Faisal Alam’s 1997 nervous breakdown was a watershed moment in the history of gay rights. The Connecticut-raised, Pakistani-born practicing Muslim had been dumped by his suspicious fiancée and humiliated at his mosque for using a gay chatline. Many other gay teenagers would have taken these events as a sign to abandon the faith. Instead, the nineteen-year-old Alam decided he’d just have to change 1,400 years of dogma. Alam founded Al-Fatiha—“the opening” or “the beginning” in Arabic—as one of the world’s first organizations to support gay Muslims. Most Muslim societies treat homosexual acts as crimes. European and American Muslim communities aren’t much more welcoming. But, as in Christianity and Judaism, Islam’s approach to homosexuality is open to interpretation, and Alam saw no reason why a good Muslim had to be straight.

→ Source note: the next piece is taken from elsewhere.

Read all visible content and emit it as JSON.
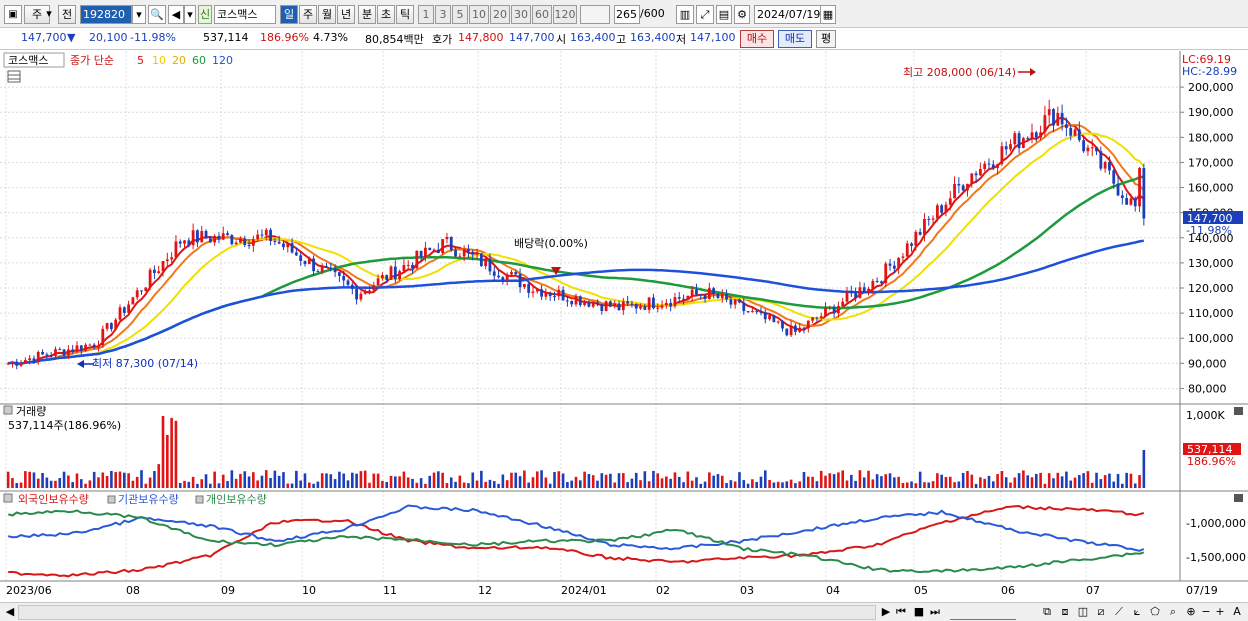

Al-Fatiha quickly formed chapters in Toronto and seven U.S. cities. After Alam took out an ad in a British newspaper challenging gay Muslims to come out of hiding, Al-Fatiha U.K. (known today as Imaan) was born, quickly followed by a chapter in South Africa. Around the world, each chapter is animated by Alam’s radical vision of a future in which gay Muslims are full and accepted members, practicing members, of their communities.
In 2001, the international Islamist organization Al-Muhajiroun issued a fatwa declaring that Alam and all other members of Al Fatiha were murtadd, or apostates—and in Islam, the penalty for apostasy is death. Soon thereafter a group of men approached Alam at his apartment and suggested it was time for him to shut his mouth. Alam, instead, found a new apartment.
It’s not easy to reconcile contemporary ideas about gay rights with the intolerance historically promoted by most religions. It is, however, the only way to make any faith relevant in the 21st century. As Jews, we struggle with the claim in Leviticus that it is an “abomination” for a man to “lie with a man as one lies with a woman.” Given the prevalence of gay synagogues and rabbis who support gay marriage, we’ve come a long way in the past 50 years. Faisal Alam is fighting for that same kind of acceptance. But he’s also fighting for a broader cause—to make his religion compatible with the world in which we live today.
Next page: Radical writer William Upski Wimsatt